(Supplied material begins)

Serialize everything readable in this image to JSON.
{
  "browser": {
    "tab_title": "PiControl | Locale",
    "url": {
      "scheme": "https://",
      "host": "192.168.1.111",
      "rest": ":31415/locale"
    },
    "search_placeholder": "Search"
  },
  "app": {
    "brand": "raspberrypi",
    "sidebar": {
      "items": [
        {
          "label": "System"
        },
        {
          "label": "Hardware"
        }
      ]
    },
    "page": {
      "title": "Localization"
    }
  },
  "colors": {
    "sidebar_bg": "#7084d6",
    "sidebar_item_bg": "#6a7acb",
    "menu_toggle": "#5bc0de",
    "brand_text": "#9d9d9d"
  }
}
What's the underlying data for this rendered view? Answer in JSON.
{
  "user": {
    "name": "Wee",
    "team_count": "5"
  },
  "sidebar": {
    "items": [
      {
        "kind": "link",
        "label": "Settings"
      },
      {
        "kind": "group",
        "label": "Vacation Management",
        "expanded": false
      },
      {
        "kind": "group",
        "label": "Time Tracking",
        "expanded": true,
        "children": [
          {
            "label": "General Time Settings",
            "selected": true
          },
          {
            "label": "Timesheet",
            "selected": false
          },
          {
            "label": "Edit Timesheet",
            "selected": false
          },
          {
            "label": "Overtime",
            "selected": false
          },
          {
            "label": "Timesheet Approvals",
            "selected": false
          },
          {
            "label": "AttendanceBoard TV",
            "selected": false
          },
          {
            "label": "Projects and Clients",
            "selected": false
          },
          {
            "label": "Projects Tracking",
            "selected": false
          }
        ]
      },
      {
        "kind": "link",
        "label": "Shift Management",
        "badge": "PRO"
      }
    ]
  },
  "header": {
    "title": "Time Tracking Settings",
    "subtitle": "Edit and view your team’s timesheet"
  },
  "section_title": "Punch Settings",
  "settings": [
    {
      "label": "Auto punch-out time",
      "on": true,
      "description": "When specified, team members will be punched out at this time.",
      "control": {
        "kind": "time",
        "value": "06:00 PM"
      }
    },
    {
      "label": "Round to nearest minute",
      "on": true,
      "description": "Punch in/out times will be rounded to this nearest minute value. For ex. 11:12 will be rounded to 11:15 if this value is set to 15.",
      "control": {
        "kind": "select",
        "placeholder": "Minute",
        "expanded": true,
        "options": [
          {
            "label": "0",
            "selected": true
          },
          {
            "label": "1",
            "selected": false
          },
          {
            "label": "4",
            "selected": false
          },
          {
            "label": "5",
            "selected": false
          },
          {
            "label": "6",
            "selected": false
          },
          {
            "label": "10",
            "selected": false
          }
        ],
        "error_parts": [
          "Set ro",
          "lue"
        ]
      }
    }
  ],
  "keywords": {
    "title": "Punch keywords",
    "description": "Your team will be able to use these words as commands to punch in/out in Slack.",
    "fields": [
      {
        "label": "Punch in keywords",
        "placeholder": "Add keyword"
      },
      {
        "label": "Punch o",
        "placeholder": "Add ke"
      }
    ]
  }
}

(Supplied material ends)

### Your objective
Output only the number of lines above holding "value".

### Output for this exercise
2